Though the two remote Maine towns are neighbors separated by woods, they are radically different as Corpus Christie is an affluent community while Bedford is a run down manufacturing environmental nightmare. Corpus Christi third-grade schoolteacher Lois Larkin takes her class on a field trip to nearby Bedford. The innocent inadvertently uncovers a buried plague. Almost immediately law abiding people behave violently towards family and neighbors. No one can sit still as everyone seems to behave irritated and angry. The transformation continues as the townsfolk metamorphosis into something inhuman with the malevolence spreading at an incredibly rapid speed from person to person. Soon the once comfortable community of Corpus Christie looks like a battlefield, which it is for if humanity fails to restrict the evil to this town, the state, country, and world will be devoured in a short time. --- This is an exciting horror thriller as the audience will feel they are alongside the townsfolk caught in a web of evil. The story line is action-packed, but character driven by the townies who evolve from optimistic to fatalistic. Although the evil in bones live long after the person is interred, the only thing missing from this tense thriller is the cause of why the malevolence began the effect is chilling. Still Sarah Langan proves she is a genre royal with this small town Maine horror thriller. --- Harriet Klausner
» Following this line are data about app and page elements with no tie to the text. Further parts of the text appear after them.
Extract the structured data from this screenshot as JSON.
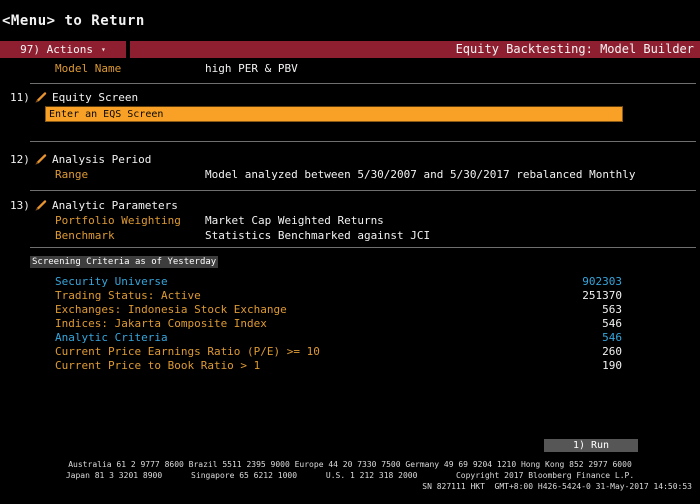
{
  "header": {
    "menu_hint": "<Menu> to Return",
    "actions_label": "97) Actions",
    "title": "Equity Backtesting: Model Builder"
  },
  "model": {
    "label": "Model Name",
    "value": "high PER & PBV"
  },
  "sections": {
    "equity_screen": {
      "number": "11)",
      "title": "Equity Screen",
      "input_value": "Enter an EQS Screen"
    },
    "analysis_period": {
      "number": "12)",
      "title": "Analysis Period",
      "range_label": "Range",
      "range_value": "Model analyzed between 5/30/2007 and 5/30/2017 rebalanced Monthly"
    },
    "analytic_parameters": {
      "number": "13)",
      "title": "Analytic Parameters",
      "rows": [
        {
          "label": "Portfolio Weighting",
          "value": "Market Cap Weighted Returns"
        },
        {
          "label": "Benchmark",
          "value": "Statistics Benchmarked against JCI"
        }
      ]
    }
  },
  "screening": {
    "header": "Screening Criteria as of Yesterday",
    "rows": [
      {
        "label": "Security Universe",
        "value": "902303"
      },
      {
        "label": "Trading Status: Active",
        "value": "251370"
      },
      {
        "label": "Exchanges: Indonesia Stock Exchange",
        "value": "563"
      },
      {
        "label": "Indices: Jakarta Composite Index",
        "value": "546"
      },
      {
        "label": "Analytic Criteria",
        "value": "546"
      },
      {
        "label": "Current Price Earnings Ratio (P/E) >= 10",
        "value": "260"
      },
      {
        "label": "Current Price to Book Ratio > 1",
        "value": "190"
      }
    ]
  },
  "run_button": "1) Run",
  "footer": {
    "line1": "Australia 61 2 9777 8600 Brazil 5511 2395 9000 Europe 44 20 7330 7500 Germany 49 69 9204 1210 Hong Kong 852 2977 6000",
    "line2": "Japan 81 3 3201 8900      Singapore 65 6212 1000      U.S. 1 212 318 2000        Copyright 2017 Bloomberg Finance L.P.",
    "line3": "SN 827111 HKT  GMT+8:00 H426-5424-0 31-May-2017 14:50:53"
  },
  "colors": {
    "bar_red": "#8e1f30",
    "label_orange": "#dd9a33",
    "input_orange": "#f9a127",
    "highlight_cyan": "#36a5db",
    "button_gray": "#565656"
  }
}
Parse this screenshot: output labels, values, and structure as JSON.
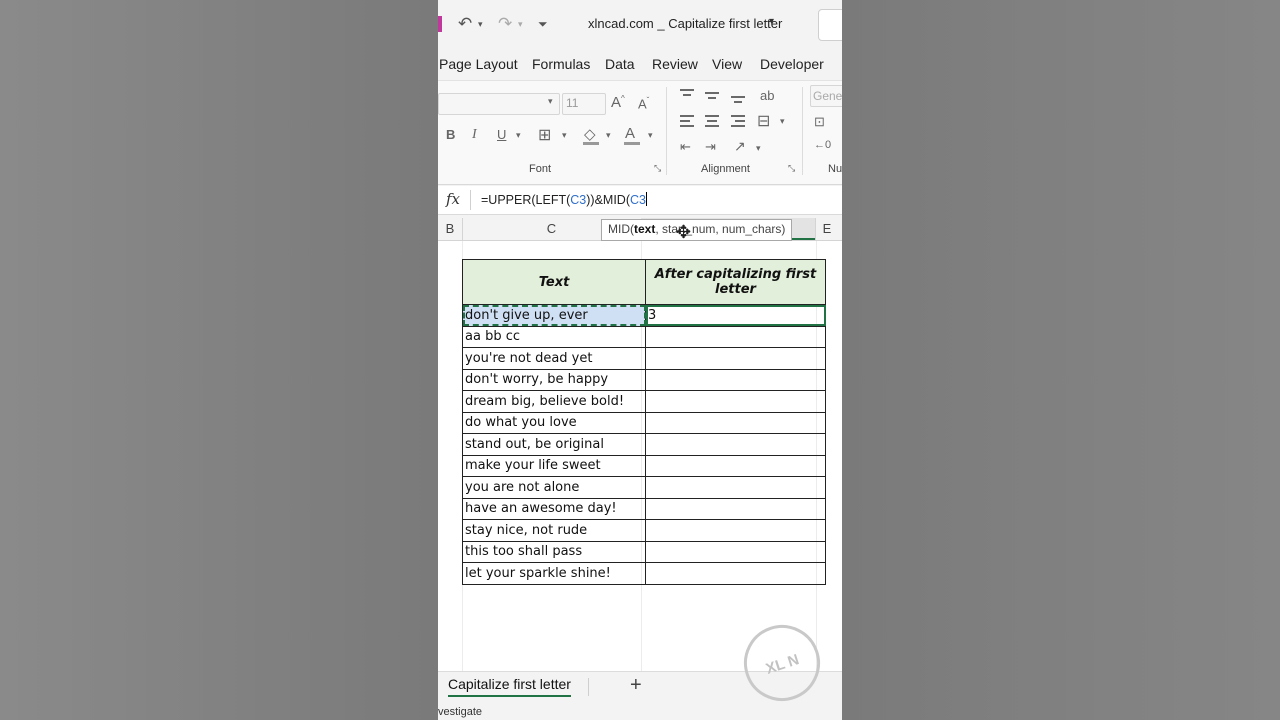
{
  "window": {
    "title": "xlncad.com _ Capitalize first letter",
    "title_caret": "▾"
  },
  "menu": {
    "tabs": [
      "Page Layout",
      "Formulas",
      "Data",
      "Review",
      "View",
      "Developer"
    ]
  },
  "ribbon": {
    "font_name": "",
    "font_size": "11",
    "number_format": "Gener",
    "groups": [
      "Font",
      "Alignment",
      "Nu"
    ],
    "buttons": {
      "bold": "B",
      "italic": "I",
      "underline": "U"
    }
  },
  "formula_bar": {
    "fx": "fx",
    "part1": "=UPPER(LEFT(",
    "ref1": "C3",
    "part2": "))&MID(",
    "ref2": "C3"
  },
  "tooltip": {
    "prefix": "MID(",
    "bold_arg": "text",
    "rest": ", start_num, num_chars)"
  },
  "columns": [
    "B",
    "C",
    "E"
  ],
  "table": {
    "headers": [
      "Text",
      "After capitalizing first letter"
    ],
    "rows": [
      [
        "don't give up, ever",
        "3"
      ],
      [
        "aa bb cc",
        ""
      ],
      [
        "you're not dead yet",
        ""
      ],
      [
        "don't worry, be happy",
        ""
      ],
      [
        "dream big, believe bold!",
        ""
      ],
      [
        "do what you love",
        ""
      ],
      [
        "stand out, be original",
        ""
      ],
      [
        "make your life sweet",
        ""
      ],
      [
        "you are not alone",
        ""
      ],
      [
        "have an awesome day!",
        ""
      ],
      [
        "stay nice, not rude",
        ""
      ],
      [
        "this too shall pass",
        ""
      ],
      [
        "let your sparkle shine!",
        ""
      ]
    ]
  },
  "sheet_tabs": {
    "active": "Capitalize first letter",
    "add": "+"
  },
  "status": {
    "text": "vestigate"
  },
  "watermark": "XL N CAD",
  "colors": {
    "accent": "#217346",
    "header_fill": "#e2efda",
    "ref_blue": "#2f6fc9"
  }
}
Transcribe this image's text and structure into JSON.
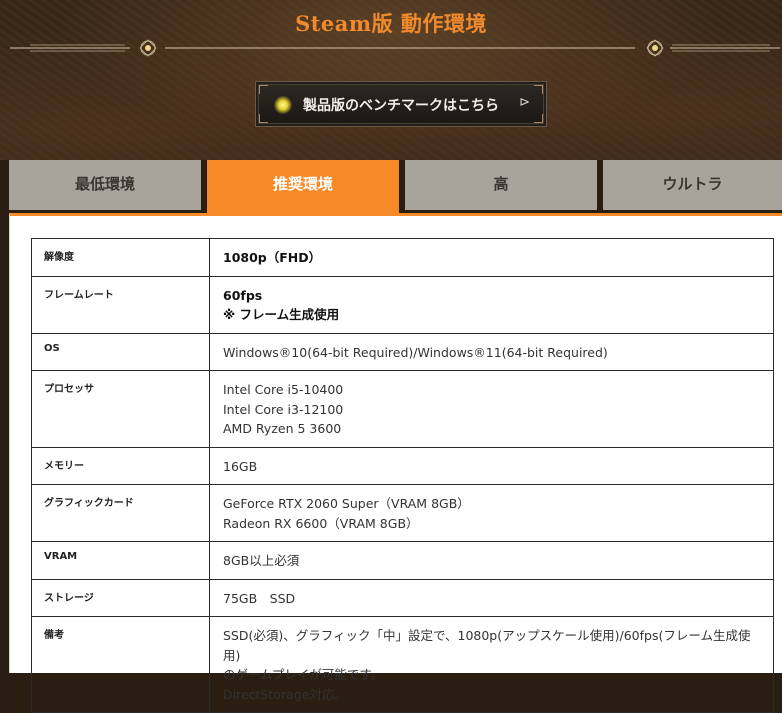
{
  "header": {
    "title": "Steam版 動作環境",
    "benchmark_button": "製品版のベンチマークはこちら",
    "benchmark_arrow": "⊳"
  },
  "tabs": [
    {
      "label": "最低環境",
      "active": false
    },
    {
      "label": "推奨環境",
      "active": true
    },
    {
      "label": "高",
      "active": false
    },
    {
      "label": "ウルトラ",
      "active": false
    }
  ],
  "specs": {
    "resolution": {
      "label": "解像度",
      "lines": [
        "1080p（FHD）"
      ]
    },
    "framerate": {
      "label": "フレームレート",
      "lines": [
        "60fps",
        "※ フレーム生成使用"
      ]
    },
    "os": {
      "label": "OS",
      "lines": [
        "Windows®10(64-bit Required)/Windows®11(64-bit Required)"
      ]
    },
    "processor": {
      "label": "プロセッサ",
      "lines": [
        "Intel Core i5-10400",
        "Intel Core i3-12100",
        "AMD Ryzen 5 3600"
      ]
    },
    "memory": {
      "label": "メモリー",
      "lines": [
        "16GB"
      ]
    },
    "graphics": {
      "label": "グラフィックカード",
      "lines": [
        "GeForce RTX 2060 Super（VRAM 8GB）",
        "Radeon RX 6600（VRAM 8GB）"
      ]
    },
    "vram": {
      "label": "VRAM",
      "lines": [
        "8GB以上必須"
      ]
    },
    "storage": {
      "label": "ストレージ",
      "lines": [
        "75GB　SSD"
      ]
    },
    "notes": {
      "label": "備考",
      "lines": [
        "SSD(必須)、グラフィック「中」設定で、1080p(アップスケール使用)/60fps(フレーム生成使用)",
        "のゲームプレイが可能です。",
        "DirectStorage対応。"
      ]
    }
  },
  "colors": {
    "accent": "#f68a28",
    "tab_inactive": "#a8a39b",
    "title": "#f08a2c"
  }
}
Anonymous More than 1 year ago
Poor read. I felt it was a total waste of time and money. Probably will never buy another book by this author.
Anonymous More than 1 year ago
At first, things start off with so much promise with what appeared to be a sound base for good story growth. Then things appear to just make less and less sense as the story rambles through out so many possible changes in plot before just taking the easy way out. At the end, you are still left wondering what the heck just happened? Shame, it had the potential story line to take and be able to grap a reader's attention but as the plot line seemed to change constantly without offering a good basis as to why, it never got a chance to really get off the ground. Best advice is to save your money on this one, definately not worth the $$$ they demand. Try World War Z, especially since the movie is going to ruin the message the book attempts to get accross.
Guest More than 1 year ago
I read a quarter of this book and had to stop. The author is just a little TOO influenced by H.P. Lovecraft for my taste. When the main character started gulping down mouthfuls of bloody dirt and bit into an earthworm I decided it was time to quit. If you like weird, this could be a great book for you. Not for me, however.